Task material:
........

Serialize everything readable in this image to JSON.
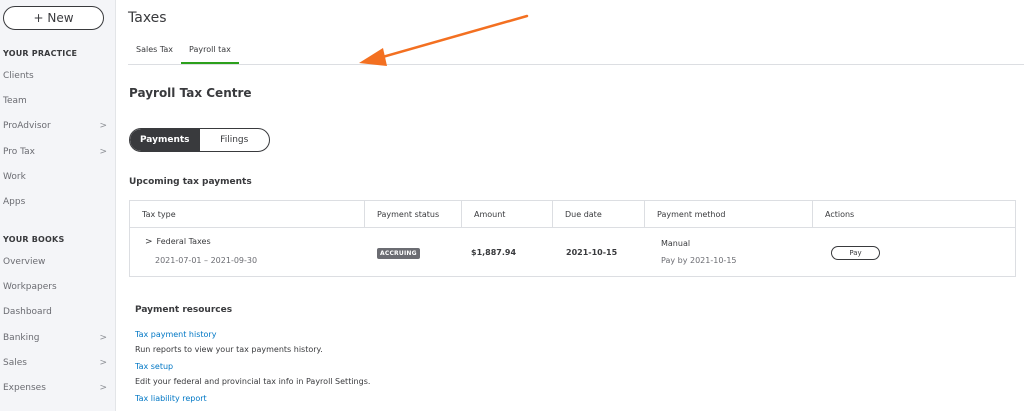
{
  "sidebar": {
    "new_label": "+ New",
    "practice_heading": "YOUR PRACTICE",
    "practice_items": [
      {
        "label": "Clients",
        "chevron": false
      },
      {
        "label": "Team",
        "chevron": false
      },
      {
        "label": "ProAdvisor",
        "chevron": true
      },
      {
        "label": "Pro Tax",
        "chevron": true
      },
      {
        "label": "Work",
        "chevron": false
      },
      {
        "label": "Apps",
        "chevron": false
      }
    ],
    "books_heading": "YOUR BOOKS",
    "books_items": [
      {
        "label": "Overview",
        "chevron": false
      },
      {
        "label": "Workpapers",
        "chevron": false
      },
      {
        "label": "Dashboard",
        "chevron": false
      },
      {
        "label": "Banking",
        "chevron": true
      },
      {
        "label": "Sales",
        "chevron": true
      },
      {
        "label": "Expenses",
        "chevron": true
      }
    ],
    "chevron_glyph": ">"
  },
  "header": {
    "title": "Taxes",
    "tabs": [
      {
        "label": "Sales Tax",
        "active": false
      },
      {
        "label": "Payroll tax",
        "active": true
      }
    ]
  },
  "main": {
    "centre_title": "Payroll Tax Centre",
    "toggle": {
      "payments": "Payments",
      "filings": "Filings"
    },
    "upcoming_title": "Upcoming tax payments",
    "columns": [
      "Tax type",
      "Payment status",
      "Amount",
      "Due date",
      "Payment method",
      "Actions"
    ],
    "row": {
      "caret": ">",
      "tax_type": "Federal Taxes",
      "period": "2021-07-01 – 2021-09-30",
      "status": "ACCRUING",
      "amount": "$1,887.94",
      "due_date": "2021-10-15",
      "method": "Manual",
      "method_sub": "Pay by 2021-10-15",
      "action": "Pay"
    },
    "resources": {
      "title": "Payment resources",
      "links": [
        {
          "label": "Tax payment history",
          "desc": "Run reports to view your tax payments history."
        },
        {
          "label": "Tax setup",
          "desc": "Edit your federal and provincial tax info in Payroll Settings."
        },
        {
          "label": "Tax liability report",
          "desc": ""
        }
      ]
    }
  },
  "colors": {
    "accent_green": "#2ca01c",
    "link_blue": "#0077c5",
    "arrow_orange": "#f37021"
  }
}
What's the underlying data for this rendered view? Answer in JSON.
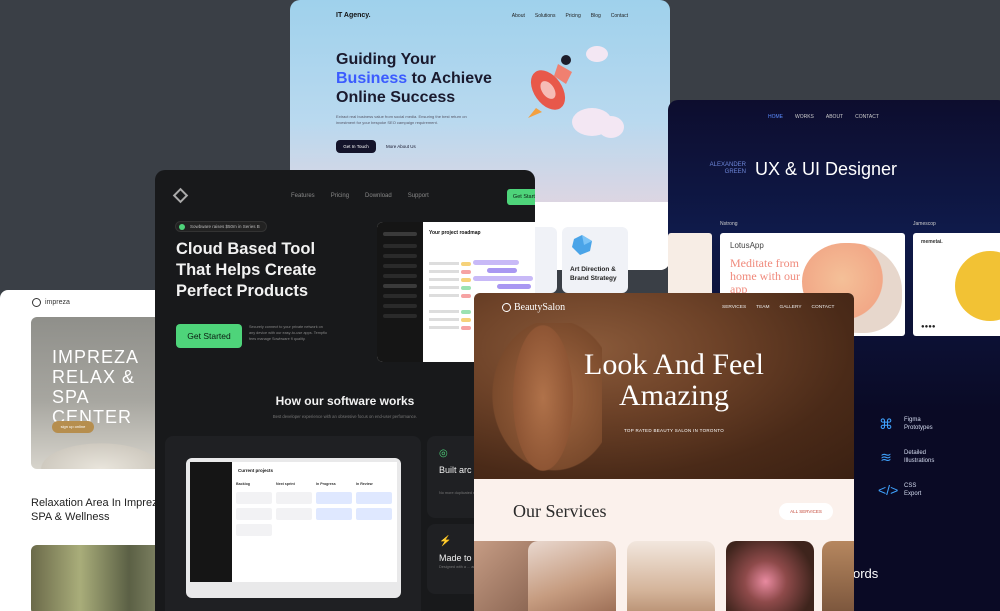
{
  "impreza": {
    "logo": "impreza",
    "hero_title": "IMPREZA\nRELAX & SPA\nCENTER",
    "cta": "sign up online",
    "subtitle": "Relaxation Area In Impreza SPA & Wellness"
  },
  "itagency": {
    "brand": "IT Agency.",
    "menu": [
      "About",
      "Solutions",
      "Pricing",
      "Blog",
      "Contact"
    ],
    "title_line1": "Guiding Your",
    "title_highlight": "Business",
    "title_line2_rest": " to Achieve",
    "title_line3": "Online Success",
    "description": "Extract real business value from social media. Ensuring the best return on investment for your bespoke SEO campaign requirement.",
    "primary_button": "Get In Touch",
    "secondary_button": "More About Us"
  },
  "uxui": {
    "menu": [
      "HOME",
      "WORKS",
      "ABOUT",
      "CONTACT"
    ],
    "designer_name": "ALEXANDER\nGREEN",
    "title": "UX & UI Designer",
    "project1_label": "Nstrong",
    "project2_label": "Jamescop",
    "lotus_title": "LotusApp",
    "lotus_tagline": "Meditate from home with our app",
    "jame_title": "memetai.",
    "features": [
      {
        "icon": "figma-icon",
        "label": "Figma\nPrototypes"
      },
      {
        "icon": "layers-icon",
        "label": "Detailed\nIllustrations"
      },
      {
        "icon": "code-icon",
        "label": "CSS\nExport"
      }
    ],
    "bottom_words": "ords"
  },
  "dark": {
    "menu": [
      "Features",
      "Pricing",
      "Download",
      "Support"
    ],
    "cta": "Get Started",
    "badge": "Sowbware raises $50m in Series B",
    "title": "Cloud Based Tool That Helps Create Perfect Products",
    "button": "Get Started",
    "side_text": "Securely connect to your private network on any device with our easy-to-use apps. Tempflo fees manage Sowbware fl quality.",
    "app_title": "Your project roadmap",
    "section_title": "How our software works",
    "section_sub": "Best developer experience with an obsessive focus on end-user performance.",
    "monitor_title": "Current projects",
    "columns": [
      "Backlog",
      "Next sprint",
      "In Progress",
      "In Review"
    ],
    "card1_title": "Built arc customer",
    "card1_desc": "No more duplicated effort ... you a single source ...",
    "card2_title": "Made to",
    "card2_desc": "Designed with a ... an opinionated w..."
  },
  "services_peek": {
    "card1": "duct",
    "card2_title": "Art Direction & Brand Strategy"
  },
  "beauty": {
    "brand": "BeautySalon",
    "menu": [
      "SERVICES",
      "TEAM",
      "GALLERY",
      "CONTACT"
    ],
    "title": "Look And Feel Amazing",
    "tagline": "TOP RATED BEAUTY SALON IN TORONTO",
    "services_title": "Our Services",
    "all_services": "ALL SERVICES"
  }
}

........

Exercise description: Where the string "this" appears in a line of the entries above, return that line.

Finished task:
Serialize everything readable in this image to JSON.
What's the underlying data for this rendered view? Answer in JSON.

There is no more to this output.